## App and web page records
******************************

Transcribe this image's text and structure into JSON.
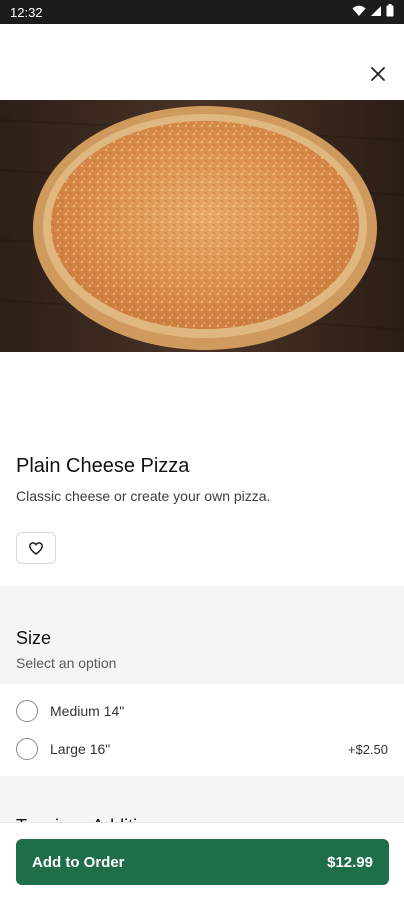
{
  "status_bar": {
    "time": "12:32",
    "icons": [
      "wifi-icon",
      "signal-icon",
      "battery-icon"
    ]
  },
  "header": {
    "close_icon": "close-icon"
  },
  "product": {
    "title": "Plain Cheese Pizza",
    "description": "Classic cheese or create your own pizza.",
    "favorite_icon": "heart-icon"
  },
  "size_section": {
    "title": "Size",
    "subtitle": "Select an option",
    "options": [
      {
        "label": "Medium 14\"",
        "price": ""
      },
      {
        "label": "Large 16\"",
        "price": "+$2.50"
      }
    ]
  },
  "next_section": {
    "title": "Toppings Addition"
  },
  "footer": {
    "add_label": "Add to Order",
    "price": "$12.99"
  },
  "colors": {
    "primary_button": "#1f6e4a",
    "section_bg": "#f5f5f5",
    "status_bar": "#1c1c1c"
  }
}
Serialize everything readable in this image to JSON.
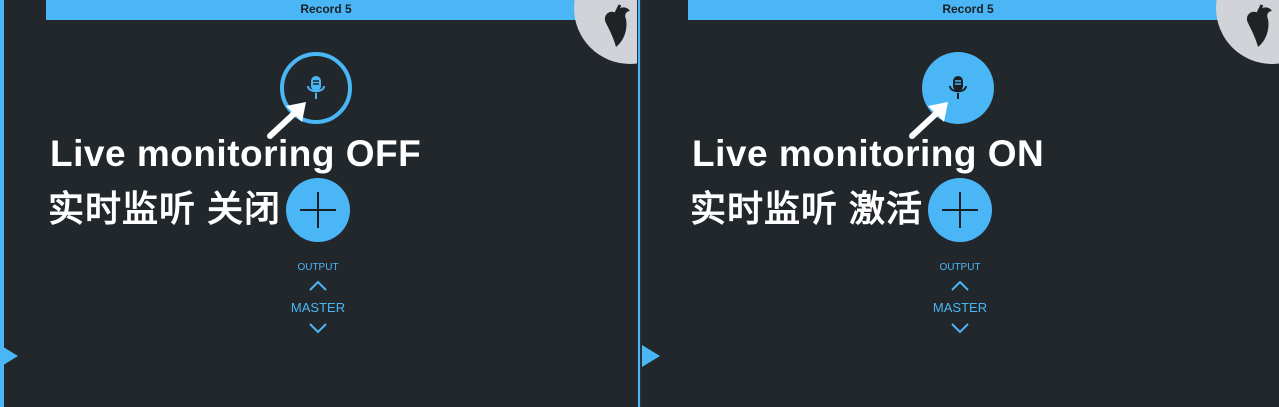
{
  "accent_color": "#4ab6f5",
  "background_color": "#22272c",
  "panels": [
    {
      "record_title": "Record 5",
      "mic_state": "off",
      "caption_en": "Live monitoring OFF",
      "caption_cn": "实时监听 关闭",
      "output_label": "OUTPUT",
      "master_label": "MASTER"
    },
    {
      "record_title": "Record 5",
      "mic_state": "on",
      "caption_en": "Live monitoring ON",
      "caption_cn": "实时监听 激活",
      "output_label": "OUTPUT",
      "master_label": "MASTER"
    }
  ],
  "icons": {
    "logo": "fl-studio-fruit-logo-icon",
    "mic": "microphone-icon",
    "add": "plus-icon",
    "up": "chevron-up-icon",
    "down": "chevron-down-icon",
    "pointer": "arrow-pointer-icon"
  }
}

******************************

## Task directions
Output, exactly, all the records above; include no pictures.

## Answer to this task
Transcribe this image's text and structure into JSON.
{
  "status_bar": {
    "time": "12:32",
    "icons": [
      "wifi-icon",
      "signal-icon",
      "battery-icon"
    ]
  },
  "header": {
    "close_icon": "close-icon"
  },
  "product": {
    "title": "Plain Cheese Pizza",
    "description": "Classic cheese or create your own pizza.",
    "favorite_icon": "heart-icon"
  },
  "size_section": {
    "title": "Size",
    "subtitle": "Select an option",
    "options": [
      {
        "label": "Medium 14\"",
        "price": ""
      },
      {
        "label": "Large 16\"",
        "price": "+$2.50"
      }
    ]
  },
  "next_section": {
    "title": "Toppings Addition"
  },
  "footer": {
    "add_label": "Add to Order",
    "price": "$12.99"
  },
  "colors": {
    "primary_button": "#1f6e4a",
    "section_bg": "#f5f5f5",
    "status_bar": "#1c1c1c"
  }
}
Serialize everything readable in this image to JSON.
{
  "accent_color": "#4ab6f5",
  "background_color": "#22272c",
  "panels": [
    {
      "record_title": "Record 5",
      "mic_state": "off",
      "caption_en": "Live monitoring OFF",
      "caption_cn": "实时监听 关闭",
      "output_label": "OUTPUT",
      "master_label": "MASTER"
    },
    {
      "record_title": "Record 5",
      "mic_state": "on",
      "caption_en": "Live monitoring ON",
      "caption_cn": "实时监听 激活",
      "output_label": "OUTPUT",
      "master_label": "MASTER"
    }
  ],
  "icons": {
    "logo": "fl-studio-fruit-logo-icon",
    "mic": "microphone-icon",
    "add": "plus-icon",
    "up": "chevron-up-icon",
    "down": "chevron-down-icon",
    "pointer": "arrow-pointer-icon"
  }
}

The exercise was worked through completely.